It’s not that Ned, or MJ, or their idiosyncratic teacher weren’t charming or funny, because they absolutely were. I found myself laughing a lot throughout the movie, because there were a lot of genuinely funny, charming moments. But this brings us to the second problem, which is a lack of focus in terms of both narrative and genre. I think the biggest problem with Spider-Man: Far From Home that kept it from being a lot better was that there was a real tension between two competing genres. Spider-Man: Far From Home felt like two movies struggling to tell their stories at the same time and talking over each other: the superhero action blockbuster and the indie teen comedy coming of age story. These are both great genres with a lot of narrative potential, but in the case of this film, the two genres and their respective tropes felt like they were in competition with each other rather than working harmoniously towards a common purpose.
It’s not that mashing two (or more) genres together is necessarily counterproductive or even counterintuitive. To use an example from the MCU, what I think is their best offering to date, Captain America: Winter Soldier, effectively blends the superhero and spy thriller genres. It works because both genres mesh well with the themes of the film, and the tropes from both of these genres are employed to further the plot and the characters exactly as much as they need to: no more, no less. Captain America: Winter Soldier had a laser focus in terms of its themes, plot, and characters. Spider-Man: Far From Home felt like two potentially great yet entirely different films just sort of mashed together, so I never felt completely engaged in either one.

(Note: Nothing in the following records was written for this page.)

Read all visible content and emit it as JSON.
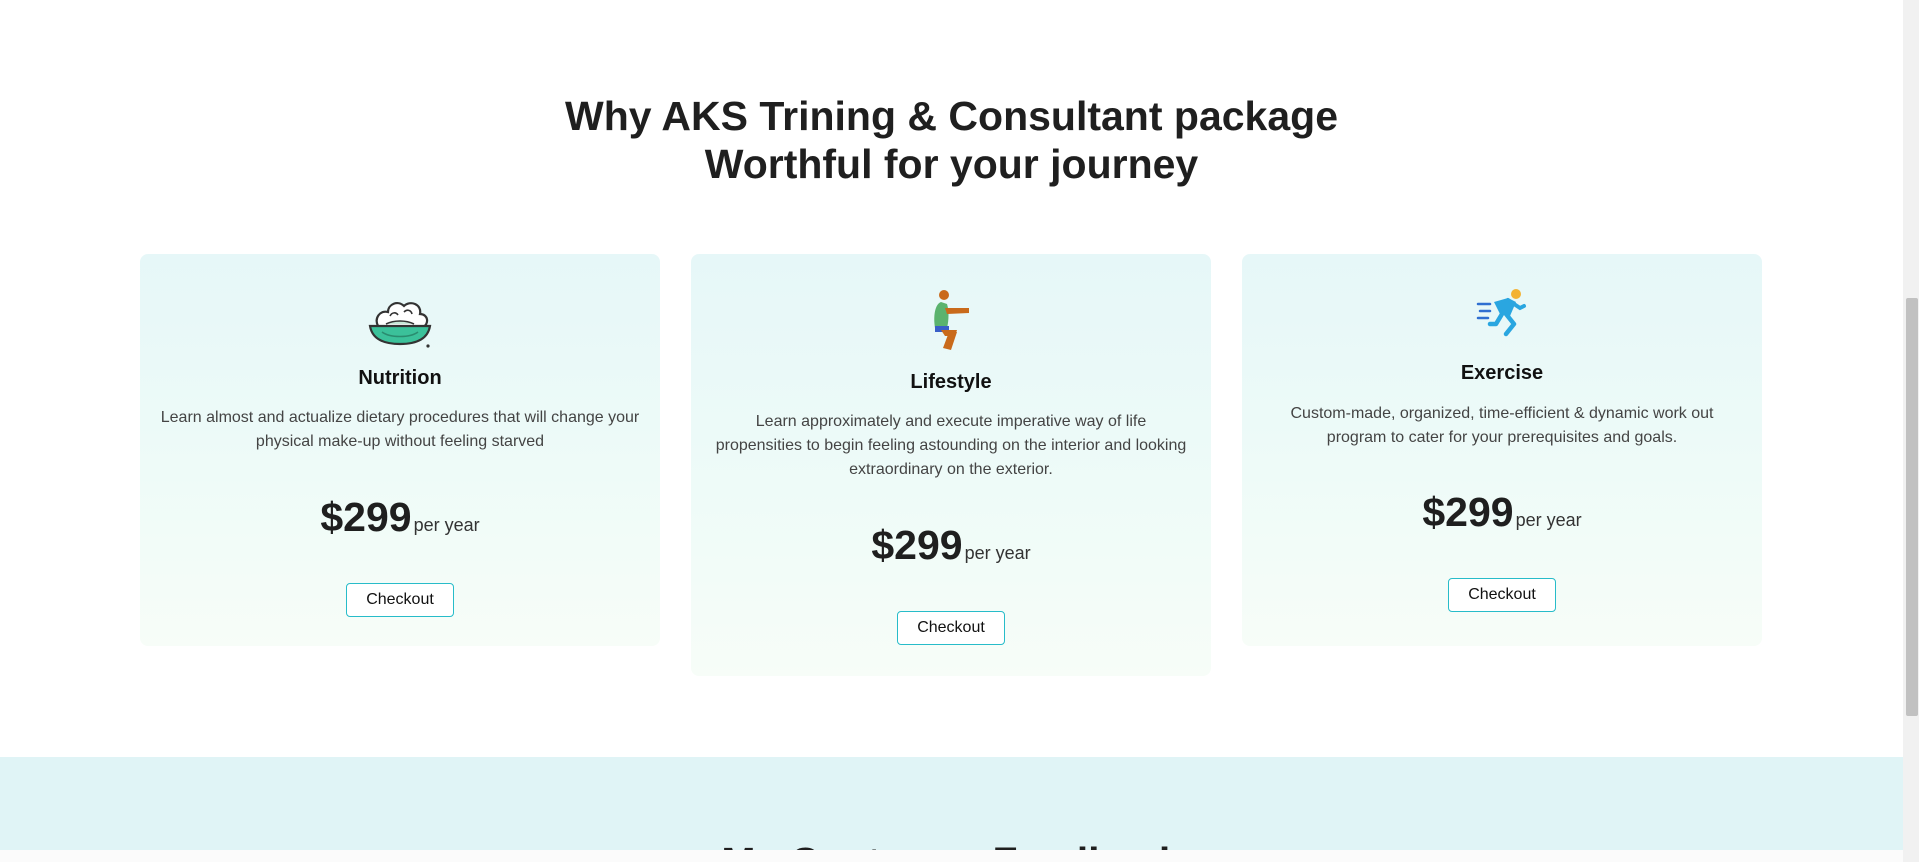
{
  "section": {
    "title_line1": "Why AKS Trining & Consultant package",
    "title_line2": "Worthful for your journey"
  },
  "cards": [
    {
      "icon": "cauliflower-bowl-icon",
      "title": "Nutrition",
      "description": "Learn almost and actualize dietary procedures that will change your physical make-up without feeling starved",
      "price": "$299",
      "period": "per year",
      "button": "Checkout"
    },
    {
      "icon": "squatting-person-icon",
      "title": "Lifestyle",
      "description": "Learn approximately and execute imperative way of life propensities to begin feeling astounding on the interior and looking extraordinary on the exterior.",
      "price": "$299",
      "period": "per year",
      "button": "Checkout"
    },
    {
      "icon": "running-person-icon",
      "title": "Exercise",
      "description": "Custom-made, organized, time-efficient & dynamic work out program to cater for your prerequisites and goals.",
      "price": "$299",
      "period": "per year",
      "button": "Checkout"
    }
  ],
  "feedback": {
    "title": "My Customer Feedback"
  },
  "colors": {
    "accent": "#27bcc9",
    "card_bg_top": "#e6f7f8",
    "feedback_bg": "#e0f4f6"
  }
}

I think where Spider-Man: Far From Home also stumbled a bit was falling prey to a classic (Marvel) blunder. Yes, they got into a land war in Asia, but also what was supposed to be a movie about Spider-Man felt overshadowed by Iron Man and, indeed, all of the Avengers, what with this being a follow-up to Avengers: Endgame, and indeed referencing the fallout from that movie quite a bit. One of the pitfalls of the long-term storytelling that the MCU employs is that each film runs the risk of not quite striking that balance between telling its own story and continuing the overarching story underlying all of the films. Spider-Man: Far From Home is a good popcorn movie and a riveting summer blockbuster, but without a whole lot of real substance. There was one throughline about Peter picking up the torch that Iron Man was carrying, which demonstrated both the calibre of actor that both Holland and Favreau are (that is to say, very high), and a thematic thread that really could have tied the film together, man.
As it is, Spider-Man: Far From Home is a great theatre-going experience, but an utterly safe film that took zero risks and was a bit too muddled in the multiple stories it was trying to tell. If you want a great popcorn flick, Spider-Man: Far From Home has you covered. If you’re looking to sink your cinematic teeth into something a little bit more substantial, well, you may want to see what else is on the menu.